- REQUIRED WORK:
Omit every picture while you reproduce the entries that follow word for word.
*** EXCERPTED RECORDS
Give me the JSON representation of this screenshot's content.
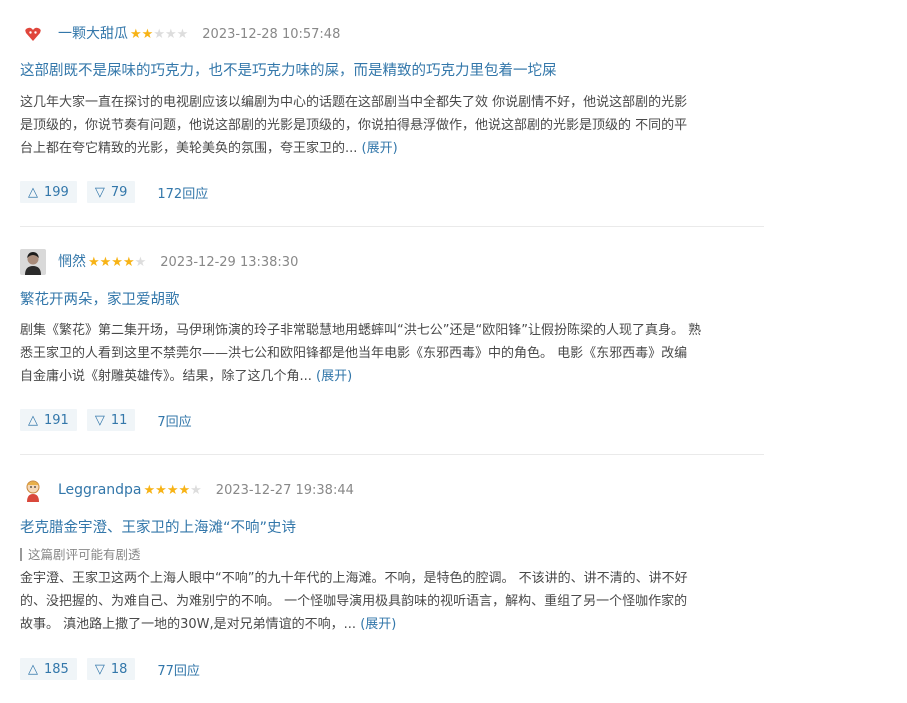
{
  "reviews": [
    {
      "author": "一颗大甜瓜",
      "rating": 2,
      "time": "2023-12-28 10:57:48",
      "title": "这部剧既不是屎味的巧克力，也不是巧克力味的屎，而是精致的巧克力里包着一坨屎",
      "body_lines": [
        "这几年大家一直在探讨的电视剧应该以编剧为中心的话题在这部剧当中全都失了效 你说剧情不好，他说这部剧的光影",
        "是顶级的，你说节奏有问题，他说这部剧的光影是顶级的，你说拍得悬浮做作，他说这部剧的光影是顶级的 不同的平",
        "台上都在夸它精致的光影，美轮美奂的氛围，夸王家卫的..."
      ],
      "expand_label": "(展开)",
      "up": "199",
      "down": "79",
      "replies": "172回应"
    },
    {
      "author": "惘然",
      "rating": 4,
      "time": "2023-12-29 13:38:30",
      "title": "繁花开两朵，家卫爱胡歌",
      "body_lines": [
        "剧集《繁花》第二集开场，马伊琍饰演的玲子非常聪慧地用蟋蟀叫“洪七公”还是“欧阳锋”让假扮陈梁的人现了真身。 熟",
        "悉王家卫的人看到这里不禁莞尔——洪七公和欧阳锋都是他当年电影《东邪西毒》中的角色。 电影《东邪西毒》改编",
        "自金庸小说《射雕英雄传》。结果，除了这几个角..."
      ],
      "expand_label": "(展开)",
      "up": "191",
      "down": "11",
      "replies": "7回应"
    },
    {
      "author": "Leggrandpa",
      "rating": 4,
      "time": "2023-12-27 19:38:44",
      "title": "老克腊金宇澄、王家卫的上海滩“不响”史诗",
      "spoiler": "这篇剧评可能有剧透",
      "body_lines": [
        "金宇澄、王家卫这两个上海人眼中“不响”的九十年代的上海滩。不响，是特色的腔调。 不该讲的、讲不清的、讲不好",
        "的、没把握的、为难自己、为难别宁的不响。 一个怪咖导演用极具韵味的视听语言，解构、重组了另一个怪咖作家的",
        "故事。 滇池路上撒了一地的30W,是对兄弟情谊的不响，..."
      ],
      "expand_label": "(展开)",
      "up": "185",
      "down": "18",
      "replies": "77回应"
    }
  ],
  "colors": {
    "link": "#3377aa",
    "star": "#f7b316",
    "vote_bg": "#f0f5f8"
  },
  "icons": {
    "up": "triangle-up-icon",
    "down": "triangle-down-icon"
  }
}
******
- WRITTEN SOLUTION:
Give me the JSON representation of this screenshot's content.
{
  "reviews": [
    {
      "author": "一颗大甜瓜",
      "rating": 2,
      "time": "2023-12-28 10:57:48",
      "title": "这部剧既不是屎味的巧克力，也不是巧克力味的屎，而是精致的巧克力里包着一坨屎",
      "body_lines": [
        "这几年大家一直在探讨的电视剧应该以编剧为中心的话题在这部剧当中全都失了效 你说剧情不好，他说这部剧的光影",
        "是顶级的，你说节奏有问题，他说这部剧的光影是顶级的，你说拍得悬浮做作，他说这部剧的光影是顶级的 不同的平",
        "台上都在夸它精致的光影，美轮美奂的氛围，夸王家卫的..."
      ],
      "expand_label": "(展开)",
      "up": "199",
      "down": "79",
      "replies": "172回应"
    },
    {
      "author": "惘然",
      "rating": 4,
      "time": "2023-12-29 13:38:30",
      "title": "繁花开两朵，家卫爱胡歌",
      "body_lines": [
        "剧集《繁花》第二集开场，马伊琍饰演的玲子非常聪慧地用蟋蟀叫“洪七公”还是“欧阳锋”让假扮陈梁的人现了真身。 熟",
        "悉王家卫的人看到这里不禁莞尔——洪七公和欧阳锋都是他当年电影《东邪西毒》中的角色。 电影《东邪西毒》改编",
        "自金庸小说《射雕英雄传》。结果，除了这几个角..."
      ],
      "expand_label": "(展开)",
      "up": "191",
      "down": "11",
      "replies": "7回应"
    },
    {
      "author": "Leggrandpa",
      "rating": 4,
      "time": "2023-12-27 19:38:44",
      "title": "老克腊金宇澄、王家卫的上海滩“不响”史诗",
      "spoiler": "这篇剧评可能有剧透",
      "body_lines": [
        "金宇澄、王家卫这两个上海人眼中“不响”的九十年代的上海滩。不响，是特色的腔调。 不该讲的、讲不清的、讲不好",
        "的、没把握的、为难自己、为难别宁的不响。 一个怪咖导演用极具韵味的视听语言，解构、重组了另一个怪咖作家的",
        "故事。 滇池路上撒了一地的30W,是对兄弟情谊的不响，..."
      ],
      "expand_label": "(展开)",
      "up": "185",
      "down": "18",
      "replies": "77回应"
    }
  ],
  "colors": {
    "link": "#3377aa",
    "star": "#f7b316",
    "vote_bg": "#f0f5f8"
  },
  "icons": {
    "up": "triangle-up-icon",
    "down": "triangle-down-icon"
  }
}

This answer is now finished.